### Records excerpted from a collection
'''

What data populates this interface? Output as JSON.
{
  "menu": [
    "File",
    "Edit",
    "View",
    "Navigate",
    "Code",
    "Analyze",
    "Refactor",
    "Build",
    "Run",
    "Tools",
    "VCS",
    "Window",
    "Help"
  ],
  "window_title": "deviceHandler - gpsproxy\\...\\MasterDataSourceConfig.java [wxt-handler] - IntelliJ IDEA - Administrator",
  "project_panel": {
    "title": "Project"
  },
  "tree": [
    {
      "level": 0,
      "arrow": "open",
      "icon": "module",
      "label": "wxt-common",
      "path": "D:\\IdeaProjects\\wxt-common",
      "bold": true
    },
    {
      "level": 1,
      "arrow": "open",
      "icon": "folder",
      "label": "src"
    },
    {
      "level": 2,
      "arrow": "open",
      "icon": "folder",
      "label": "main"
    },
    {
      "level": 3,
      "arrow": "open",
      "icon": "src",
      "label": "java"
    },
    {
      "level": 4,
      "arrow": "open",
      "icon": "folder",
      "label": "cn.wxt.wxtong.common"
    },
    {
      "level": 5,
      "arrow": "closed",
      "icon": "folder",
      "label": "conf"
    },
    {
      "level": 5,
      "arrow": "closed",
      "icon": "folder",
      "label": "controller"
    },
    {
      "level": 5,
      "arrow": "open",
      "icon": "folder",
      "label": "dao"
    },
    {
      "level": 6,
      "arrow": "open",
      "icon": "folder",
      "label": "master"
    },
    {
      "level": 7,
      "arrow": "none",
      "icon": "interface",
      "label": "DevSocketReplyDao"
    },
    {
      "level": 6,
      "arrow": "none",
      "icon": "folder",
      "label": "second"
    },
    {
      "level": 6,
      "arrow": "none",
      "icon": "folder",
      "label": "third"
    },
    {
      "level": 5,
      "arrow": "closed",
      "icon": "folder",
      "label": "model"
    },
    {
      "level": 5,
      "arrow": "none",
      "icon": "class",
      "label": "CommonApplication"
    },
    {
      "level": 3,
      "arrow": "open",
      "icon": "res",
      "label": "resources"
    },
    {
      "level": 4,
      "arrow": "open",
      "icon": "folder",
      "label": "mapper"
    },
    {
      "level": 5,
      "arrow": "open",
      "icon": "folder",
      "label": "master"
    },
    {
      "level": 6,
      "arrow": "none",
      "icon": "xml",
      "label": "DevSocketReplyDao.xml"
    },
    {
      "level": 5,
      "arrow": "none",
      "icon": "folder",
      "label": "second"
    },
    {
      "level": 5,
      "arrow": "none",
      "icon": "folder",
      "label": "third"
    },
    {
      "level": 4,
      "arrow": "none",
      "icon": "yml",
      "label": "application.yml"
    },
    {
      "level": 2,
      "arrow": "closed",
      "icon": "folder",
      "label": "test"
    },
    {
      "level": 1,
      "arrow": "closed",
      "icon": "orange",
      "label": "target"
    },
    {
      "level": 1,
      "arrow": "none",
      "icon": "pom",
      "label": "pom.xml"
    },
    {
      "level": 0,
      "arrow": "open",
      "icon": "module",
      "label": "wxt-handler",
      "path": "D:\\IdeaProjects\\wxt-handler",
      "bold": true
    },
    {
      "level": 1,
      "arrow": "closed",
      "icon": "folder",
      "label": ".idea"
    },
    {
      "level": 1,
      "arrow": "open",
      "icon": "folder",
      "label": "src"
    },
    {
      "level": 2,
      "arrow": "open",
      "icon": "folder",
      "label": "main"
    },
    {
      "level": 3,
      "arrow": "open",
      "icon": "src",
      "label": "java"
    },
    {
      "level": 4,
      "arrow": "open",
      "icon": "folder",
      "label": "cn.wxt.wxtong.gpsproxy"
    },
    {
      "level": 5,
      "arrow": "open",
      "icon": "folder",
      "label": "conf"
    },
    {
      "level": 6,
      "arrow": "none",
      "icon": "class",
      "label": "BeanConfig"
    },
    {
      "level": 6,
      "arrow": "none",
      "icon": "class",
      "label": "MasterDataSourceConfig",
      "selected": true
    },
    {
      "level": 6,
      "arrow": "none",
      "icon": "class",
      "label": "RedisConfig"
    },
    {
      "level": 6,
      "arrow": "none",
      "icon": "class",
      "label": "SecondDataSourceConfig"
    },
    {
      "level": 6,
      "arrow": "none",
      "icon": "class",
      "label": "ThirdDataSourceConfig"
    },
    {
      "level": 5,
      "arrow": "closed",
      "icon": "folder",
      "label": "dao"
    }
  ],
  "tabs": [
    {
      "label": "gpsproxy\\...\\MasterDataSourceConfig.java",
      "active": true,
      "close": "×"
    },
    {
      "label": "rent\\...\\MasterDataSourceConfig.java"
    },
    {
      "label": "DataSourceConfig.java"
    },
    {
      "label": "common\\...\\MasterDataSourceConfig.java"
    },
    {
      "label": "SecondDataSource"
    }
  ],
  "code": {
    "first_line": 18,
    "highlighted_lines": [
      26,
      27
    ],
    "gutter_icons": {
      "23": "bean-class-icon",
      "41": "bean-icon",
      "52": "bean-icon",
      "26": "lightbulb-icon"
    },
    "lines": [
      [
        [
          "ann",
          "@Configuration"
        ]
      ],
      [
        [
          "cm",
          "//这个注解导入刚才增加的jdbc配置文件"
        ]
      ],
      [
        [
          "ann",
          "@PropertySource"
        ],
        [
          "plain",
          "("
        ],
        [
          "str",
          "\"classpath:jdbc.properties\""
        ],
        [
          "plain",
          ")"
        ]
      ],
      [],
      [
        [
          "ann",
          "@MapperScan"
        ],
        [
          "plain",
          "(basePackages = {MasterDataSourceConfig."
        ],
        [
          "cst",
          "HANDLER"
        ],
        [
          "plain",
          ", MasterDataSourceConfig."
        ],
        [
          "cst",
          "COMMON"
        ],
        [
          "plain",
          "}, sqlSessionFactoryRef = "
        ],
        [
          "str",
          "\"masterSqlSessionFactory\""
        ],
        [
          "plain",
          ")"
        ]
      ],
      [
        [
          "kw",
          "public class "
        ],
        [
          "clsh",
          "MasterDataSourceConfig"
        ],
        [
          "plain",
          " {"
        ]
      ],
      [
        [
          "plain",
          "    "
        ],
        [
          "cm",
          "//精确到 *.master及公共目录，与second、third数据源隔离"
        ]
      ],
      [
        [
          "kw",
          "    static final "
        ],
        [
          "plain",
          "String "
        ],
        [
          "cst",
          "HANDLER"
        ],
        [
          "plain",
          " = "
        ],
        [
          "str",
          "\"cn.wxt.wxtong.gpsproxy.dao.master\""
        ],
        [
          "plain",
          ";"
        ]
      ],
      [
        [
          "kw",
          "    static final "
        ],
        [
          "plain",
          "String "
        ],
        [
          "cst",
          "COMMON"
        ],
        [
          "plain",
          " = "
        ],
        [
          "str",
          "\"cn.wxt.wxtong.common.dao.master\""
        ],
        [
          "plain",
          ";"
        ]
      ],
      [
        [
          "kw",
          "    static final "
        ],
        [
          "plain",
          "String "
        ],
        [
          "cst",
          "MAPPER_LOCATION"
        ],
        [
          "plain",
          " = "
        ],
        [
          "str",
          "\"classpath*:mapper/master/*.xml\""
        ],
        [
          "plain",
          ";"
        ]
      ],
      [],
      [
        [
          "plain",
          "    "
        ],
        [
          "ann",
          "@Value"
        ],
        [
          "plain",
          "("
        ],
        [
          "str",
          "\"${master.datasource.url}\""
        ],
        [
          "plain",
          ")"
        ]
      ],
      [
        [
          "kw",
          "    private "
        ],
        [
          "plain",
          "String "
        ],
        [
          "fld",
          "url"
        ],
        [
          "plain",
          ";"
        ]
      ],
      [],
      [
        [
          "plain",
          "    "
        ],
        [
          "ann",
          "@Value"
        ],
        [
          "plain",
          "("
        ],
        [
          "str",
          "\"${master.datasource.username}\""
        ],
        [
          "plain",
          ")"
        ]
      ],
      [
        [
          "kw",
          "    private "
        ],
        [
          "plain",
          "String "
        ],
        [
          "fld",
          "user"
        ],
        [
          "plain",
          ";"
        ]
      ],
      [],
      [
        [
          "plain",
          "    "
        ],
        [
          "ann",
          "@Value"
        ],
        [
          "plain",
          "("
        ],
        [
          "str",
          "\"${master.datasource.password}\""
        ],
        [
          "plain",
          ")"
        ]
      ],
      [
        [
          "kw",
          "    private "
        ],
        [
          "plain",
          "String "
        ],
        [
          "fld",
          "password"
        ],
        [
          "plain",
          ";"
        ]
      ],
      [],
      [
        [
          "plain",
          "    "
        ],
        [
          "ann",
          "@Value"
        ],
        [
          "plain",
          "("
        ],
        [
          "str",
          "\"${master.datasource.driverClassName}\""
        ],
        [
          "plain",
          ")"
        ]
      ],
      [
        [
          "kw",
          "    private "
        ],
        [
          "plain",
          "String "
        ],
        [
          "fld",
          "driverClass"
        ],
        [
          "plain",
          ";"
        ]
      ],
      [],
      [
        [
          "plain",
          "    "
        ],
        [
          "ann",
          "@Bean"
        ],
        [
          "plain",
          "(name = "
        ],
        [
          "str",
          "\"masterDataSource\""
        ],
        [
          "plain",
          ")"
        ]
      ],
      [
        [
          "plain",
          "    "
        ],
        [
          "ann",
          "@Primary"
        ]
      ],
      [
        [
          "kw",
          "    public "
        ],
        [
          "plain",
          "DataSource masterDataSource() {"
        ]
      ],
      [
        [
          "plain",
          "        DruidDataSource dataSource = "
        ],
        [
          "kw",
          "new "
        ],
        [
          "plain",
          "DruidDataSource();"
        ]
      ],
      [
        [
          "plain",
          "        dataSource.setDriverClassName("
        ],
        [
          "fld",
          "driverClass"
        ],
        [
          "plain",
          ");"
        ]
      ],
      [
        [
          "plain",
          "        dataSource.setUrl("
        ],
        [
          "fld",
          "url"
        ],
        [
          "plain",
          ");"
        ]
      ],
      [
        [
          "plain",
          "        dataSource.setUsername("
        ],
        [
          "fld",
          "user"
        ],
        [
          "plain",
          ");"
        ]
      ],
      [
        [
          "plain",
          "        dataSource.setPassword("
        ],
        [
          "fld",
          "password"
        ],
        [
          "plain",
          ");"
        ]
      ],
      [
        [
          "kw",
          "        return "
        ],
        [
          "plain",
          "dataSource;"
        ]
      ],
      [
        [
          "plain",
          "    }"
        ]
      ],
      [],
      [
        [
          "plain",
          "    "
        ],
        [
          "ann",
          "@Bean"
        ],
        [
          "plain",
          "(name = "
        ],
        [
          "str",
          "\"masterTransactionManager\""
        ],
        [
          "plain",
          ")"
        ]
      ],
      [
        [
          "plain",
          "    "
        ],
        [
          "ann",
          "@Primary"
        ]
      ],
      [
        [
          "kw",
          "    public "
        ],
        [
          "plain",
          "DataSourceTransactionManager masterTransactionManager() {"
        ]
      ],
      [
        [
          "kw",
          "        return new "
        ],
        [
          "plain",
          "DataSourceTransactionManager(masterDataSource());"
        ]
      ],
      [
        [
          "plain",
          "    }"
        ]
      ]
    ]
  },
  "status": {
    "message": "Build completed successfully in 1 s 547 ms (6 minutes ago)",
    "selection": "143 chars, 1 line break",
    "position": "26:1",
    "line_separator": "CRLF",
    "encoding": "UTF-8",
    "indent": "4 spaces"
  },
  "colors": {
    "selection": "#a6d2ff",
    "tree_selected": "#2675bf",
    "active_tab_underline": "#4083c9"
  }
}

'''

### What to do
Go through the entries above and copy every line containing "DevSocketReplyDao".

### Exercise output
      "label": "DevSocketReplyDao"
      "label": "DevSocketReplyDao.xml"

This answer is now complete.